The William and Flora Hewlett Foundation

PopPov Conference in 2013

Preparations are underway for the Seventh Annual Confer­ence on Population, Reproductive Health, and Economic Development, to be held in Oslo, Norway, from Jan. 23-26, 2013. The annual conference is jointly hosted by the William and Flora Hewlett Foundation, PRB, the Institute of Interna­tional Education (IIE), the Research Council of Norway (RCN), and the Fafo Research Foundation, and will bring together prominent scientists from around the world to share ongoing and completed research on population, reproductive health, and economic development.

Research Proposals Under Review

In collaboration with the Hewlett Foundation, PRB issued a call for proposals jointly with the NWO-WOTRO Science for Global Devel­opment in the Netherlands, the Economic and Social Research Council (ESRC, UK), and RCN. The aim of the joint call is to sup­port high-quality scientific research that strengthens the evidence base for policy and practice on how population and reproductive health affect poverty and how investing in those areas might con­tribute to reducing poverty and fostering economic development and equity. Final decision awards will be made by Sept. 30, 2012.

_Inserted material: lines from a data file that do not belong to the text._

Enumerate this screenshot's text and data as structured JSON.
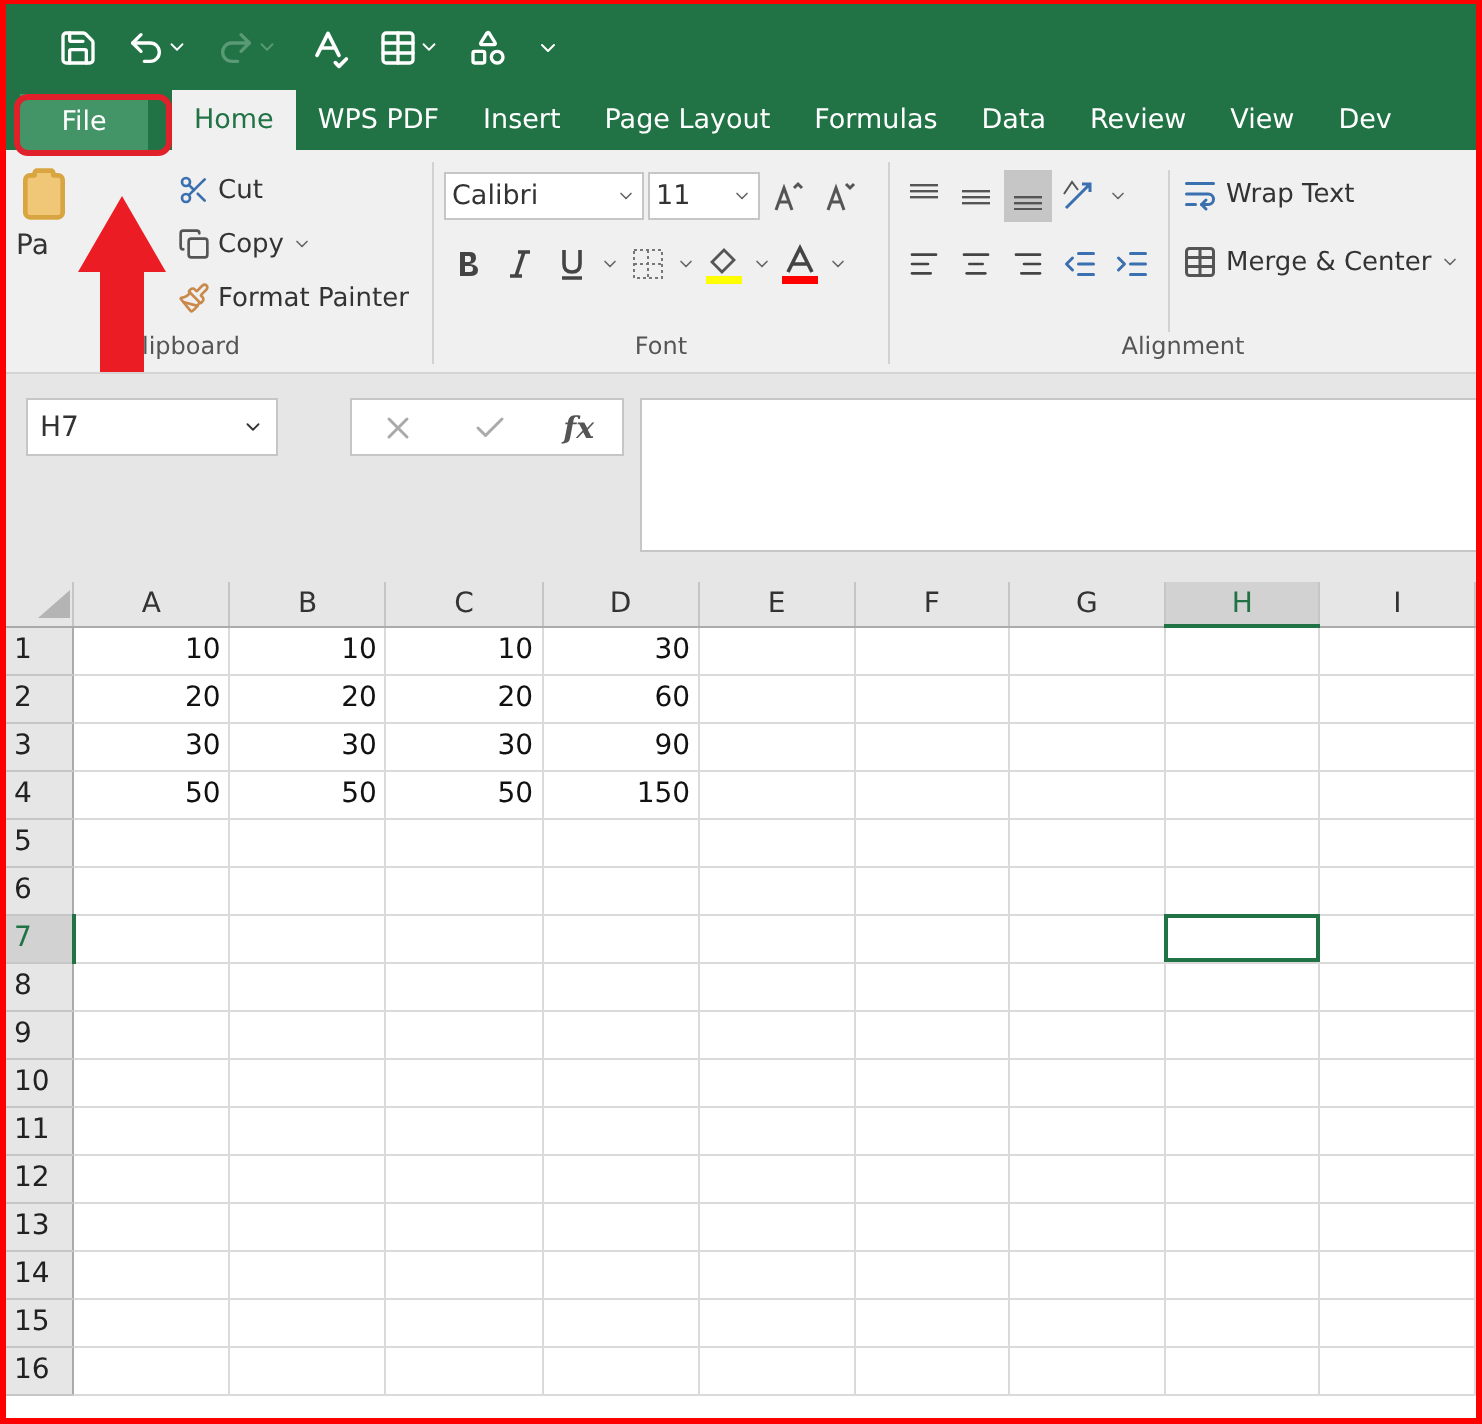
{
  "tabs": [
    {
      "label": "File",
      "kind": "file",
      "selected": false
    },
    {
      "label": "Home",
      "kind": "tab",
      "selected": true
    },
    {
      "label": "WPS PDF",
      "kind": "tab",
      "selected": false
    },
    {
      "label": "Insert",
      "kind": "tab",
      "selected": false
    },
    {
      "label": "Page Layout",
      "kind": "tab",
      "selected": false
    },
    {
      "label": "Formulas",
      "kind": "tab",
      "selected": false
    },
    {
      "label": "Data",
      "kind": "tab",
      "selected": false
    },
    {
      "label": "Review",
      "kind": "tab",
      "selected": false
    },
    {
      "label": "View",
      "kind": "tab",
      "selected": false
    },
    {
      "label": "Dev",
      "kind": "tab",
      "selected": false
    }
  ],
  "clipboard": {
    "paste_label": "Pa",
    "items": [
      "Cut",
      "Copy",
      "Format Painter"
    ],
    "label": "lipboard"
  },
  "font": {
    "name": "Calibri",
    "size": "11",
    "label": "Font"
  },
  "alignment": {
    "vertical": [
      {
        "selected": false
      },
      {
        "selected": false
      },
      {
        "selected": true
      }
    ],
    "wrap": "Wrap Text",
    "merge": "Merge & Center",
    "label": "Alignment"
  },
  "name_box": "H7",
  "formula_label": "fx",
  "sheet": {
    "columns": [
      {
        "label": "A",
        "selected": false
      },
      {
        "label": "B",
        "selected": false
      },
      {
        "label": "C",
        "selected": false
      },
      {
        "label": "D",
        "selected": false
      },
      {
        "label": "E",
        "selected": false
      },
      {
        "label": "F",
        "selected": false
      },
      {
        "label": "G",
        "selected": false
      },
      {
        "label": "H",
        "selected": true
      },
      {
        "label": "I",
        "selected": false
      }
    ],
    "rows": [
      {
        "header": "1",
        "selected": false,
        "cells": [
          "10",
          "10",
          "10",
          "30"
        ]
      },
      {
        "header": "2",
        "selected": false,
        "cells": [
          "20",
          "20",
          "20",
          "60"
        ]
      },
      {
        "header": "3",
        "selected": false,
        "cells": [
          "30",
          "30",
          "30",
          "90"
        ]
      },
      {
        "header": "4",
        "selected": false,
        "cells": [
          "50",
          "50",
          "50",
          "150"
        ]
      },
      {
        "header": "5",
        "selected": false
      },
      {
        "header": "6",
        "selected": false
      },
      {
        "header": "7",
        "selected": true
      },
      {
        "header": "8",
        "selected": false
      },
      {
        "header": "9",
        "selected": false
      },
      {
        "header": "10",
        "selected": false
      },
      {
        "header": "11",
        "selected": false
      },
      {
        "header": "12",
        "selected": false
      },
      {
        "header": "13",
        "selected": false
      },
      {
        "header": "14",
        "selected": false
      },
      {
        "header": "15",
        "selected": false
      },
      {
        "header": "16",
        "selected": false
      }
    ]
  }
}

Preview of PopPov Research Briefs

Under the PopPov dissemination and communication strategy, PRB is developing a series of research briefs in order to showcase key findings from recent PopPov studies. Briefs are currently being prepared for a study examining the costs of induced abortion and the cost-effectiveness of providing universal access to contracep­tion in Uganda; a study analyzing the effect of an increase in con­traceptive prices on demand for family planning in Indonesia; and a study examining findings from interviews with women who nearly died of pregnancy-related complications in Burkina Faso. The briefs will be posted on the PopPov website,

UNFPA/Arab States Regional Office

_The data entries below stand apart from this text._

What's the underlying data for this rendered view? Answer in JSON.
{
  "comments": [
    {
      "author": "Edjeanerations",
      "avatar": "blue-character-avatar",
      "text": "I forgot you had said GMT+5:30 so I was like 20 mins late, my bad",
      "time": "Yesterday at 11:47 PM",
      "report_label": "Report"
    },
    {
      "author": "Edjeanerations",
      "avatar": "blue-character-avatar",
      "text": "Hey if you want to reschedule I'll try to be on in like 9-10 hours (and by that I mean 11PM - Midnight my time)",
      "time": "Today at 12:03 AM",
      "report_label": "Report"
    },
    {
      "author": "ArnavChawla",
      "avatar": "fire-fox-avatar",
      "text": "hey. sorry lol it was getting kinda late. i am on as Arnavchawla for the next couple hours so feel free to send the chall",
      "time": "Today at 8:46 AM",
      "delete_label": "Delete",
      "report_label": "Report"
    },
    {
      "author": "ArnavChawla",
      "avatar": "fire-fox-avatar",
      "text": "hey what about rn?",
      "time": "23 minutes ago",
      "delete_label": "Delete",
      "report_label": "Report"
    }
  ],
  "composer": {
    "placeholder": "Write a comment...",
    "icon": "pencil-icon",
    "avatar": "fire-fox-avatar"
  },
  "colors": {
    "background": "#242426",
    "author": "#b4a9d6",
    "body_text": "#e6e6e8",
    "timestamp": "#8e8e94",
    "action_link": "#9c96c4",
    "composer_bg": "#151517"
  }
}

Women’s Need for Family Planning in Arab Countries

A new policy brief examines women’s need for family planning in Arab countries, drawing from national surveys of married women conducted over the past 10 years by the Pan Arab Project for Family Health and the Demographic and Health Surveys. The brief also describes why countries should work to reduce unmet need for family planning by addressing both the demand for and supply of family planning services. Governments and nongovernmen­tal organizations can help remove social and economic barriers to using family planning, expand coverage of family planning services, and improve the quality of information and services.